*** Opening of Materials provided ***
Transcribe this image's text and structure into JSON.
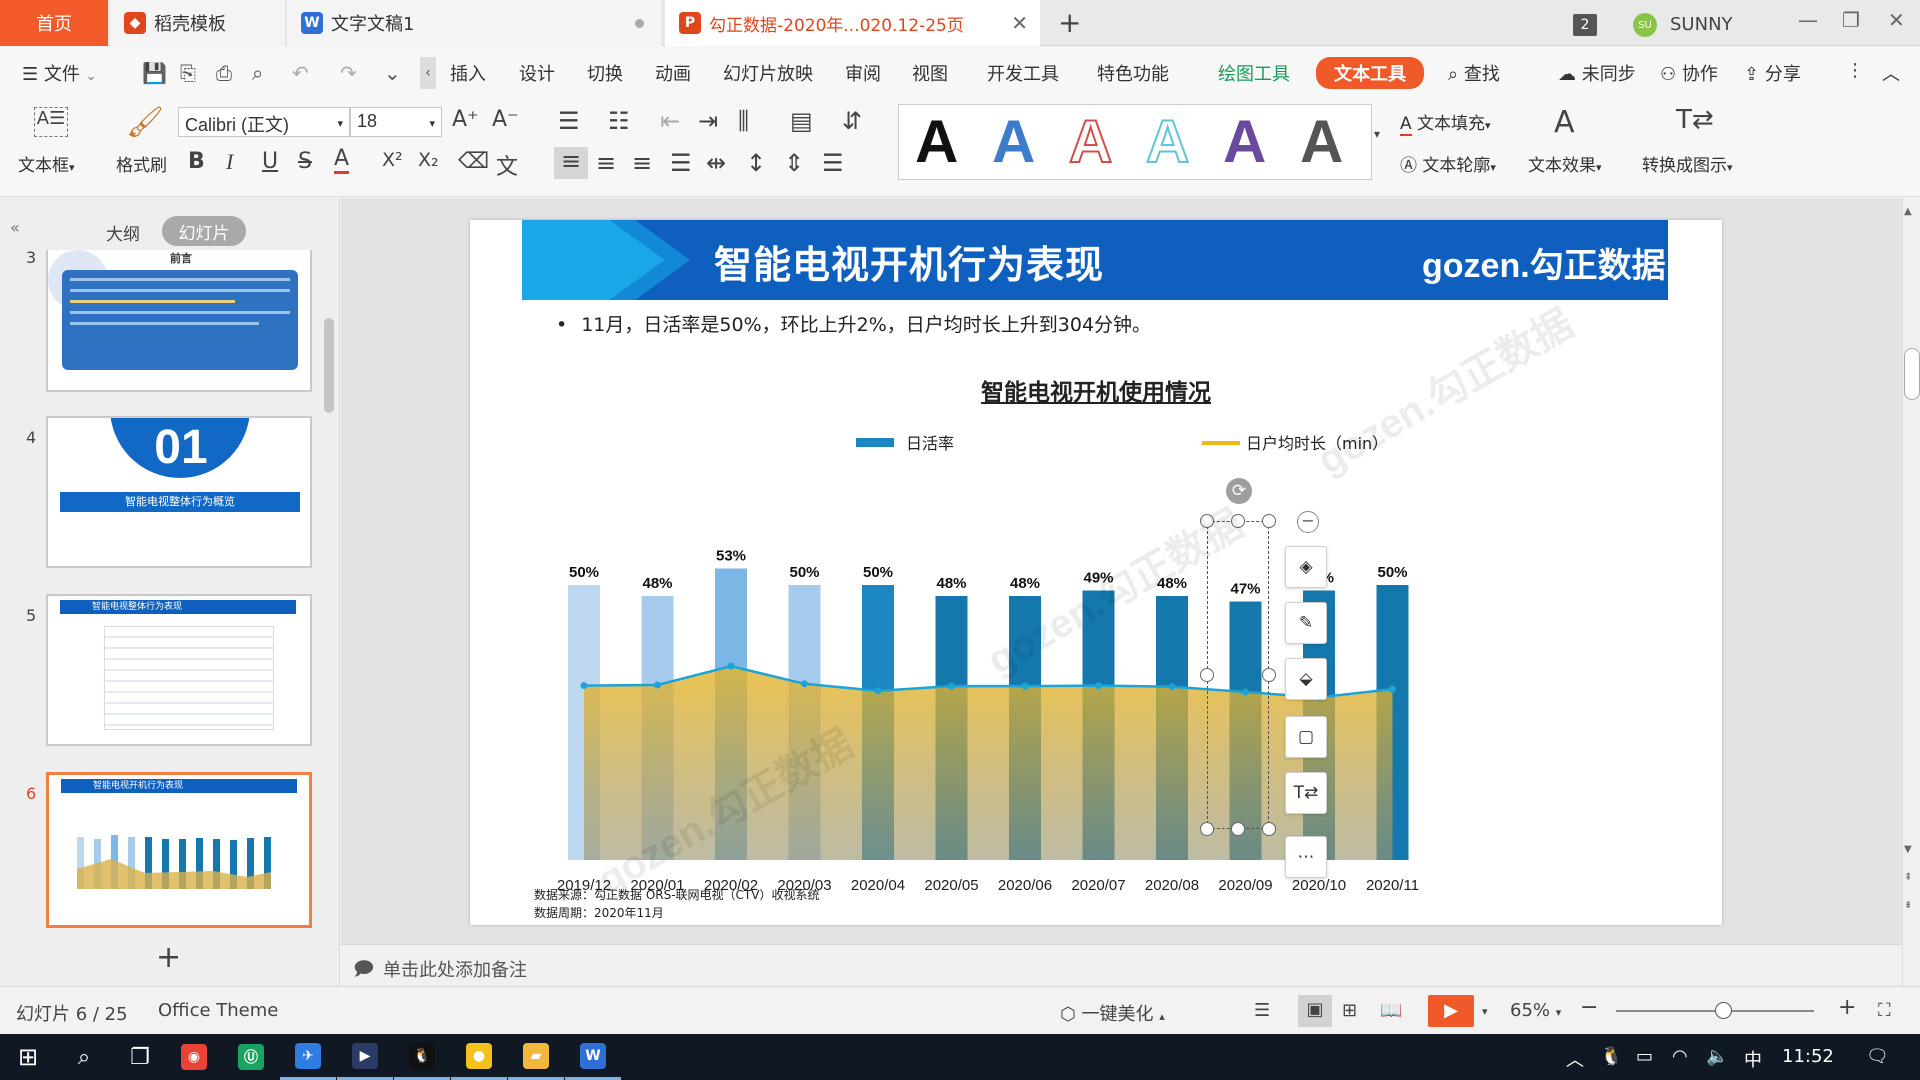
{
  "tabs": {
    "home": "首页",
    "items": [
      {
        "label": "稻壳模板",
        "icon": "daoke-icon",
        "color": "#e0461c"
      },
      {
        "label": "文字文稿1",
        "icon": "wps-writer-icon",
        "color": "#2f6fd6"
      },
      {
        "label": "勾正数据-2020年...020.12-25页",
        "icon": "wps-presentation-icon",
        "color": "#e0461c"
      }
    ],
    "new_tab": "+",
    "window_count": "2",
    "user_initials": "SU",
    "user_name": "SUNNY"
  },
  "menu": {
    "file": "文件",
    "items": [
      "插入",
      "设计",
      "切换",
      "动画",
      "幻灯片放映",
      "审阅",
      "视图",
      "开发工具",
      "特色功能"
    ],
    "drawing_tools": "绘图工具",
    "text_tools": "文本工具",
    "search": "查找",
    "unsynced": "未同步",
    "collaborate": "协作",
    "share": "分享"
  },
  "ribbon": {
    "textbox": "文本框",
    "format_painter": "格式刷",
    "font_name": "Calibri (正文)",
    "font_size": "18",
    "bold": "B",
    "italic": "I",
    "underline": "U",
    "strike": "S",
    "font_color": "A",
    "superscript": "X²",
    "subscript": "X₂",
    "text_fill": "文本填充",
    "text_outline": "文本轮廓",
    "text_effect": "文本效果",
    "convert_smartart": "转换成图示",
    "style_letter": "A",
    "style_colors": [
      "#111111",
      "#3d7cc8",
      "#d0504a",
      "#5fc6d6",
      "#6a4a9e",
      "#555555"
    ]
  },
  "left_panel": {
    "outline_tab": "大纲",
    "slides_tab": "幻灯片",
    "add_slide": "+",
    "thumbs": [
      {
        "num": "3",
        "title": "前言"
      },
      {
        "num": "4",
        "big": "01",
        "subtitle": "智能电视整体行为概览"
      },
      {
        "num": "5",
        "title": "智能电视整体行为表现"
      },
      {
        "num": "6",
        "title": "智能电视开机行为表现"
      }
    ]
  },
  "slide": {
    "title": "智能电视开机行为表现",
    "brand": "gozen.勾正数据",
    "bullet": "11月，日活率是50%，环比上升2%，日户均时长上升到304分钟。",
    "chart_title": "智能电视开机使用情况",
    "source_line1": "数据来源：勾正数据 ORS-联网电视（CTV）收视系统",
    "source_line2": "数据周期：2020年11月",
    "watermark": "gozen.勾正数据"
  },
  "chart_data": {
    "type": "bar",
    "title": "智能电视开机使用情况",
    "categories": [
      "2019/12",
      "2020/01",
      "2020/02",
      "2020/03",
      "2020/04",
      "2020/05",
      "2020/06",
      "2020/07",
      "2020/08",
      "2020/09",
      "2020/10",
      "2020/11"
    ],
    "series": [
      {
        "name": "日活率",
        "type": "bar",
        "values": [
          50,
          48,
          53,
          50,
          50,
          48,
          48,
          49,
          48,
          47,
          49,
          50
        ],
        "value_labels": [
          "50%",
          "48%",
          "53%",
          "50%",
          "50%",
          "48%",
          "48%",
          "49%",
          "48%",
          "47%",
          "49%",
          "50%"
        ]
      },
      {
        "name": "日户均时长（min）",
        "type": "area",
        "values": [
          296,
          297,
          329,
          299,
          287,
          295,
          295,
          296,
          294,
          285,
          276,
          290
        ]
      }
    ],
    "bar_colors": [
      "#bcd7ef",
      "#a7cbec",
      "#7db7e8",
      "#a7cbec",
      "#1c86c1",
      "#1578ad",
      "#1578ad",
      "#1578ad",
      "#1578ad",
      "#1578ad",
      "#1578ad",
      "#1578ad"
    ],
    "line_color": "#1ca3d8",
    "area_color": "#e8b526",
    "legend_position": "top",
    "bar_ylim": [
      0,
      60
    ],
    "area_ylim": [
      0,
      560
    ],
    "grid": false
  },
  "notes": {
    "placeholder": "单击此处添加备注"
  },
  "status": {
    "slide_info": "幻灯片 6 / 25",
    "theme": "Office Theme",
    "beautify": "一键美化",
    "zoom": "65%",
    "zoom_fraction": 0.54
  },
  "taskbar": {
    "time": "11:52",
    "ime": "中",
    "apps": [
      {
        "name": "chrome-icon",
        "color": "#e84337"
      },
      {
        "name": "green-app-icon",
        "color": "#1aa260"
      },
      {
        "name": "feishu-icon",
        "color": "#2f7de1"
      },
      {
        "name": "media-player-icon",
        "color": "#2b3a67"
      },
      {
        "name": "qq-icon",
        "color": "#111111"
      },
      {
        "name": "yellow-app-icon",
        "color": "#f3c21b"
      },
      {
        "name": "file-explorer-icon",
        "color": "#f2b73f"
      },
      {
        "name": "wps-icon",
        "color": "#2f6fd6"
      }
    ]
  }
}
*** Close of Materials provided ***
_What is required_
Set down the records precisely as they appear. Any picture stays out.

_Written answer_
Transcribe this image's text and structure into JSON.
{
  "tabs": {
    "home": "首页",
    "items": [
      {
        "label": "稻壳模板",
        "icon": "daoke-icon",
        "color": "#e0461c"
      },
      {
        "label": "文字文稿1",
        "icon": "wps-writer-icon",
        "color": "#2f6fd6"
      },
      {
        "label": "勾正数据-2020年...020.12-25页",
        "icon": "wps-presentation-icon",
        "color": "#e0461c"
      }
    ],
    "new_tab": "+",
    "window_count": "2",
    "user_initials": "SU",
    "user_name": "SUNNY"
  },
  "menu": {
    "file": "文件",
    "items": [
      "插入",
      "设计",
      "切换",
      "动画",
      "幻灯片放映",
      "审阅",
      "视图",
      "开发工具",
      "特色功能"
    ],
    "drawing_tools": "绘图工具",
    "text_tools": "文本工具",
    "search": "查找",
    "unsynced": "未同步",
    "collaborate": "协作",
    "share": "分享"
  },
  "ribbon": {
    "textbox": "文本框",
    "format_painter": "格式刷",
    "font_name": "Calibri (正文)",
    "font_size": "18",
    "bold": "B",
    "italic": "I",
    "underline": "U",
    "strike": "S",
    "font_color": "A",
    "superscript": "X²",
    "subscript": "X₂",
    "text_fill": "文本填充",
    "text_outline": "文本轮廓",
    "text_effect": "文本效果",
    "convert_smartart": "转换成图示",
    "style_letter": "A",
    "style_colors": [
      "#111111",
      "#3d7cc8",
      "#d0504a",
      "#5fc6d6",
      "#6a4a9e",
      "#555555"
    ]
  },
  "left_panel": {
    "outline_tab": "大纲",
    "slides_tab": "幻灯片",
    "add_slide": "+",
    "thumbs": [
      {
        "num": "3",
        "title": "前言"
      },
      {
        "num": "4",
        "big": "01",
        "subtitle": "智能电视整体行为概览"
      },
      {
        "num": "5",
        "title": "智能电视整体行为表现"
      },
      {
        "num": "6",
        "title": "智能电视开机行为表现"
      }
    ]
  },
  "slide": {
    "title": "智能电视开机行为表现",
    "brand": "gozen.勾正数据",
    "bullet": "11月，日活率是50%，环比上升2%，日户均时长上升到304分钟。",
    "chart_title": "智能电视开机使用情况",
    "source_line1": "数据来源：勾正数据 ORS-联网电视（CTV）收视系统",
    "source_line2": "数据周期：2020年11月",
    "watermark": "gozen.勾正数据"
  },
  "chart_data": {
    "type": "bar",
    "title": "智能电视开机使用情况",
    "categories": [
      "2019/12",
      "2020/01",
      "2020/02",
      "2020/03",
      "2020/04",
      "2020/05",
      "2020/06",
      "2020/07",
      "2020/08",
      "2020/09",
      "2020/10",
      "2020/11"
    ],
    "series": [
      {
        "name": "日活率",
        "type": "bar",
        "values": [
          50,
          48,
          53,
          50,
          50,
          48,
          48,
          49,
          48,
          47,
          49,
          50
        ],
        "value_labels": [
          "50%",
          "48%",
          "53%",
          "50%",
          "50%",
          "48%",
          "48%",
          "49%",
          "48%",
          "47%",
          "49%",
          "50%"
        ]
      },
      {
        "name": "日户均时长（min）",
        "type": "area",
        "values": [
          296,
          297,
          329,
          299,
          287,
          295,
          295,
          296,
          294,
          285,
          276,
          290
        ]
      }
    ],
    "bar_colors": [
      "#bcd7ef",
      "#a7cbec",
      "#7db7e8",
      "#a7cbec",
      "#1c86c1",
      "#1578ad",
      "#1578ad",
      "#1578ad",
      "#1578ad",
      "#1578ad",
      "#1578ad",
      "#1578ad"
    ],
    "line_color": "#1ca3d8",
    "area_color": "#e8b526",
    "legend_position": "top",
    "bar_ylim": [
      0,
      60
    ],
    "area_ylim": [
      0,
      560
    ],
    "grid": false
  },
  "notes": {
    "placeholder": "单击此处添加备注"
  },
  "status": {
    "slide_info": "幻灯片 6 / 25",
    "theme": "Office Theme",
    "beautify": "一键美化",
    "zoom": "65%",
    "zoom_fraction": 0.54
  },
  "taskbar": {
    "time": "11:52",
    "ime": "中",
    "apps": [
      {
        "name": "chrome-icon",
        "color": "#e84337"
      },
      {
        "name": "green-app-icon",
        "color": "#1aa260"
      },
      {
        "name": "feishu-icon",
        "color": "#2f7de1"
      },
      {
        "name": "media-player-icon",
        "color": "#2b3a67"
      },
      {
        "name": "qq-icon",
        "color": "#111111"
      },
      {
        "name": "yellow-app-icon",
        "color": "#f3c21b"
      },
      {
        "name": "file-explorer-icon",
        "color": "#f2b73f"
      },
      {
        "name": "wps-icon",
        "color": "#2f6fd6"
      }
    ]
  }
}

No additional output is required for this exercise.